“Blockchain can help many of these processes by enabling the industry to share a common structure that demonstrably fair and sufficiently granular and flexible for all participants. At Electron, we are working very hard to bring these new marketplaces to being, particularly in the flexibility markets which are perhaps most underserved by today’s digital infrastructure. But the tech is only part of the solution here- the other is industry alignment.
3. What will truly motivate any possible growth in clean energies? Political or economic motivations and why?
“For the early adopters it’s about personal value propositions such as clean or local or self sufficient. For mass adoption it’s about economic incentives. We saw this correlation as solar PV prices plummeted and installations skyrocketed. I hope we will see the same thing with batteries and EVs in the next 5-10 years. Politics, of course, plays a key role in this industry through-governments can tilt the playing field one way or another with through instruments such as clean subsidies and carbon penalties.
4. Is there someone in your climb whom you have modeled your own professional conduct on? What was it about them that inspired you?
“I have had the huge privilege of working with many exceptional minds throughout my career but I wouldn’t say I have modeled myself on any one person. Actually, I am struggling to answer this question because it rather implies that I am the product. I am not. The product is our marketplace platform for distributed energy.
“I would say, though, that the people who have influenced me the most are those who are very different and think very differently to me. As we are breaking new ground and exploring new market structures we absolutely need to make sure that we have all the different voices and knowledge bases at the table to get it right.”
5. Is there a mistake or misunderstanding you’ve made that eventually proved to be a positive in your life?
“Probably many small ones along the way, but start-up life is all about constant trade-offs of time, money and human capital so you really can’t dwell on them. Going into this, I knew that if things went badly it would be extraordinarily tough. What I had not understood is the same is true in reverse: Every time something great happens, you level up and it gets harder again. And yet somehow it is so much fun and there is nothing in the world I would rather be doing.”
Editor’s Note: How did you get your Start in the Grid has been a regular feature of the Electric Light & Power Executive Digest for the past year.
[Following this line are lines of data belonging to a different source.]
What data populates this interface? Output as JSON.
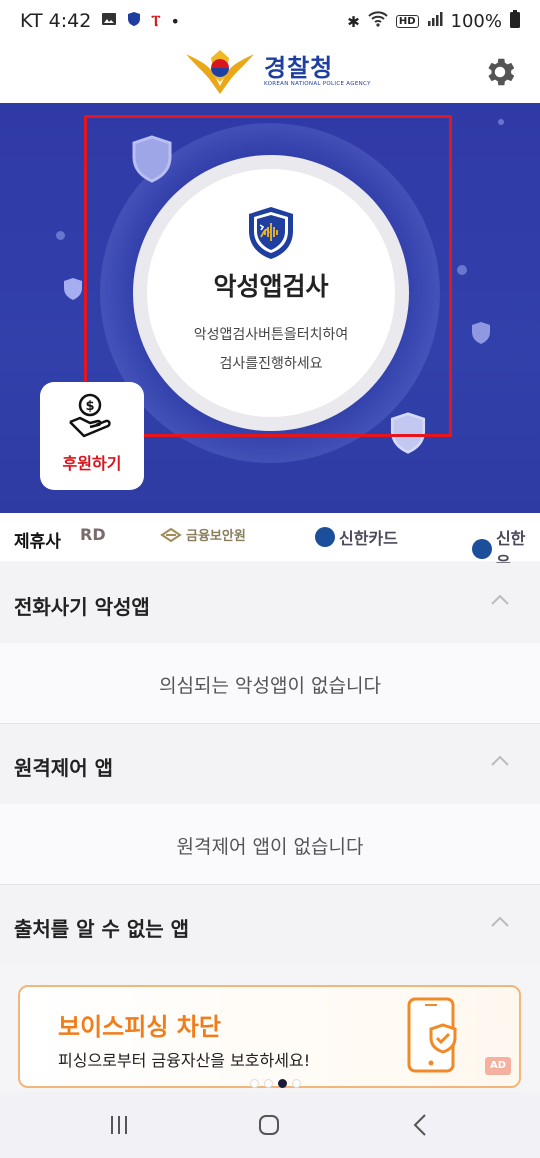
{
  "status_bar": {
    "carrier_time": "KT 4:42",
    "battery": "100%",
    "icons_left": [
      "image-icon",
      "shield-app-icon",
      "t-app-icon",
      "dot-icon"
    ],
    "icons_right": [
      "bluetooth-icon",
      "wifi-icon",
      "hd-icon",
      "signal-icon",
      "battery-icon"
    ]
  },
  "header": {
    "logo_ko": "경찰청",
    "logo_en": "KOREAN NATIONAL POLICE AGENCY",
    "settings_icon": "gear-icon"
  },
  "hero": {
    "scan_title": "악성앱검사",
    "scan_line1": "악성앱검사버튼을터치하여",
    "scan_line2": "검사를진행하세요",
    "donate_label": "후원하기",
    "colors": {
      "background": "#3240ab",
      "highlight": "#e8141c"
    }
  },
  "partners": {
    "label": "제휴사",
    "items": [
      {
        "name": "RD"
      },
      {
        "name": "금융보안원"
      },
      {
        "name": "신한카드"
      },
      {
        "name": "신한은"
      }
    ]
  },
  "sections": [
    {
      "title": "전화사기 악성앱",
      "message": "의심되는 악성앱이 없습니다"
    },
    {
      "title": "원격제어 앱",
      "message": "원격제어 앱이 없습니다"
    },
    {
      "title": "출처를 알 수 없는 앱",
      "message": ""
    }
  ],
  "banner": {
    "title": "보이스피싱 차단",
    "subtitle": "피싱으로부터 금융자산을 보호하세요!",
    "ad_label": "AD",
    "colors": {
      "accent": "#f07d1a"
    }
  },
  "pager": {
    "count": 4,
    "active_index": 2
  }
}
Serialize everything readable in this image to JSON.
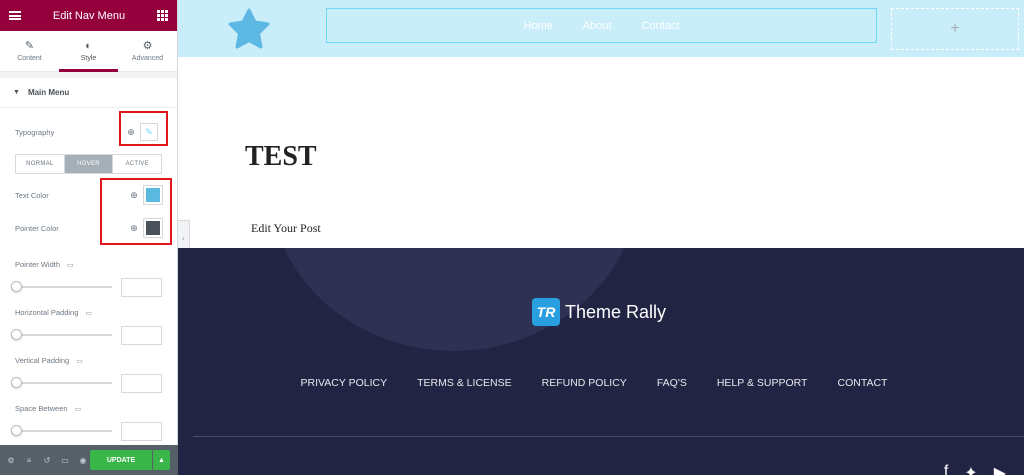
{
  "panel": {
    "title": "Edit Nav Menu",
    "tabs": [
      {
        "label": "Content",
        "icon": "pencil-icon"
      },
      {
        "label": "Style",
        "icon": "half-circle-icon"
      },
      {
        "label": "Advanced",
        "icon": "gear-icon"
      }
    ],
    "active_tab": "Style",
    "section": "Main Menu",
    "typography_label": "Typography",
    "states": [
      "NORMAL",
      "HOVER",
      "ACTIVE"
    ],
    "active_state": "HOVER",
    "text_color_label": "Text Color",
    "text_color": "#5bb8de",
    "pointer_color_label": "Pointer Color",
    "pointer_color": "#4b5259",
    "sliders": [
      "Pointer Width",
      "Horizontal Padding",
      "Vertical Padding",
      "Space Between"
    ],
    "update_label": "UPDATE",
    "accent": "#93003c"
  },
  "site": {
    "nav": [
      "Home",
      "About",
      "Contact"
    ],
    "add_symbol": "+",
    "post_title": "TEST",
    "post_link": "Edit Your Post",
    "brand_badge": "TR",
    "brand_name": "Theme Rally",
    "footer_links": [
      "PRIVACY POLICY",
      "TERMS & LICENSE",
      "REFUND POLICY",
      "FAQ'S",
      "HELP & SUPPORT",
      "CONTACT"
    ],
    "social": [
      "facebook-icon",
      "twitter-icon",
      "youtube-icon"
    ],
    "header_bg": "#c9eefa",
    "footer_bg": "#222443"
  }
}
Below are previous editions in the series focused on industry professionals and their personal stories.
Rami Morsi of PW Power Systems
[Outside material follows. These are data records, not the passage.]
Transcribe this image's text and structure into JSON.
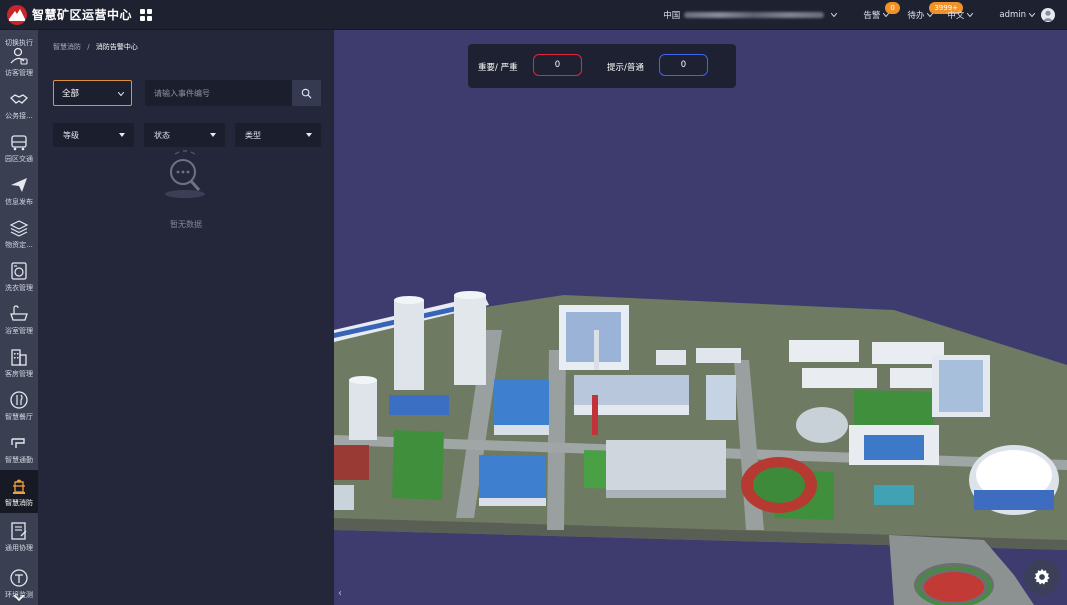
{
  "header": {
    "title": "智慧矿区运营中心",
    "region_label": "中国",
    "alerts_label": "告警",
    "alerts_count": "0",
    "todo_label": "待办",
    "todo_count": "3999+",
    "language_label": "中文",
    "user_name": "admin"
  },
  "sidebar": {
    "top_partial_label": "切换执行",
    "items": [
      {
        "label": "访客管理",
        "icon": "visitor-icon"
      },
      {
        "label": "公务接...",
        "icon": "handshake-icon"
      },
      {
        "label": "园区交通",
        "icon": "car-icon"
      },
      {
        "label": "信息发布",
        "icon": "send-icon"
      },
      {
        "label": "物资定...",
        "icon": "layers-icon"
      },
      {
        "label": "洗衣管理",
        "icon": "washer-icon"
      },
      {
        "label": "浴室管理",
        "icon": "bathtub-icon"
      },
      {
        "label": "客房管理",
        "icon": "building-icon"
      },
      {
        "label": "智慧餐厅",
        "icon": "dining-icon"
      },
      {
        "label": "智慧通勤",
        "icon": "commute-icon"
      },
      {
        "label": "智慧消防",
        "icon": "hydrant-icon",
        "active": true
      },
      {
        "label": "通用协理",
        "icon": "form-icon"
      },
      {
        "label": "环境监测",
        "icon": "environment-icon"
      }
    ]
  },
  "panel": {
    "breadcrumb_root": "智慧消防",
    "breadcrumb_sep": "/",
    "breadcrumb_current": "消防告警中心",
    "scope_select": "全部",
    "search_placeholder": "请输入事件编号",
    "filters": [
      "等级",
      "状态",
      "类型"
    ],
    "empty_text": "暂无数据"
  },
  "scene": {
    "stats": [
      {
        "label": "重要/ 严重",
        "value": "0",
        "color": "#e0283a"
      },
      {
        "label": "提示/普通",
        "value": "0",
        "color": "#3f64e8"
      }
    ],
    "collapse_glyph": "‹"
  }
}
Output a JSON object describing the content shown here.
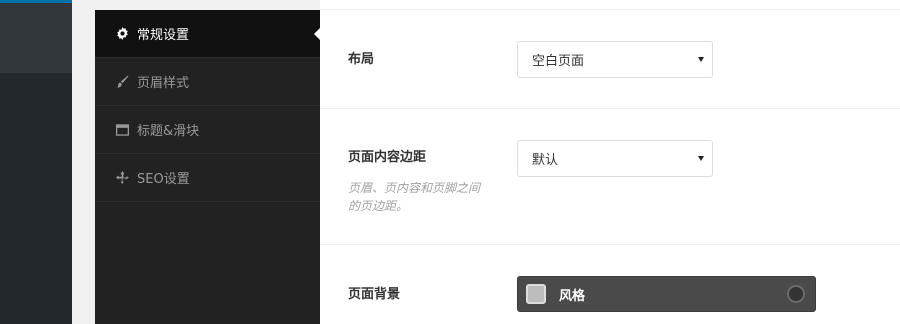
{
  "tabs": [
    {
      "label": "常规设置",
      "icon": "gear-icon",
      "active": true
    },
    {
      "label": "页眉样式",
      "icon": "brush-icon",
      "active": false
    },
    {
      "label": "标题&滑块",
      "icon": "window-icon",
      "active": false
    },
    {
      "label": "SEO设置",
      "icon": "crosshair-icon",
      "active": false
    }
  ],
  "fields": {
    "layout": {
      "label": "布局",
      "value": "空白页面"
    },
    "content_padding": {
      "label": "页面内容边距",
      "value": "默认",
      "description": "页眉、页内容和页脚之间的页边距。"
    },
    "page_background": {
      "label": "页面背景",
      "value": "风格"
    }
  },
  "colors": {
    "tab_panel": "#222222",
    "tab_active": "#111111",
    "admin_accent": "#0073aa",
    "style_picker": "#4a4a4a"
  }
}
Johannes Reinscke of Fluence
Kate Cummings of G&W Electric
Matt Kennedy of Doble Engineering.
Greg Ferree of Southern California Edison